--- EXTRACTED ENTRIES ---

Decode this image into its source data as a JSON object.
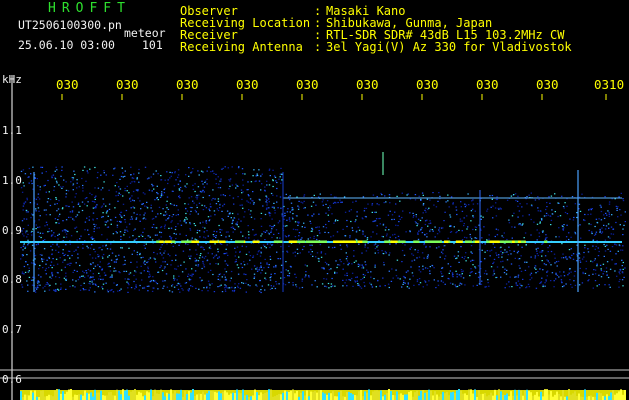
{
  "header": {
    "title": "HROFFT",
    "file_name": "UT2506100300.pn",
    "data_type": "meteor",
    "datetime": "25.06.10 03:00",
    "count": "101"
  },
  "info": {
    "observer_label": "Observer",
    "observer_value": "Masaki Kano",
    "location_label": "Receiving Location",
    "location_value": "Shibukawa, Gunma, Japan",
    "receiver_label": "Receiver",
    "receiver_value": "RTL-SDR SDR# 43dB L15 103.2MHz CW",
    "antenna_label": "Receiving Antenna",
    "antenna_value": "3el Yagi(V) Az 330 for Vladivostok",
    "colon": ":"
  },
  "axis": {
    "y_unit": "kHz",
    "y_ticks": [
      "1.1",
      "1.0",
      "0.9",
      "0.8",
      "0.7",
      "0.6"
    ],
    "x_ticks": [
      "030",
      "030",
      "030",
      "030",
      "030",
      "030",
      "030",
      "030",
      "030",
      "0310"
    ]
  },
  "colors": {
    "background": "#000000",
    "title": "#2ee02e",
    "labels": "#ffff00",
    "text": "#f2f2f2",
    "signal_low": "#1a3fff",
    "signal_mid": "#36d0ff",
    "signal_high": "#ffff00",
    "axis_line": "#ffffff"
  }
}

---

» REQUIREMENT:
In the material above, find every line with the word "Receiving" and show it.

» RESULT OF THIS TASK:
    "location_label": "Receiving Location",
    "antenna_label": "Receiving Antenna",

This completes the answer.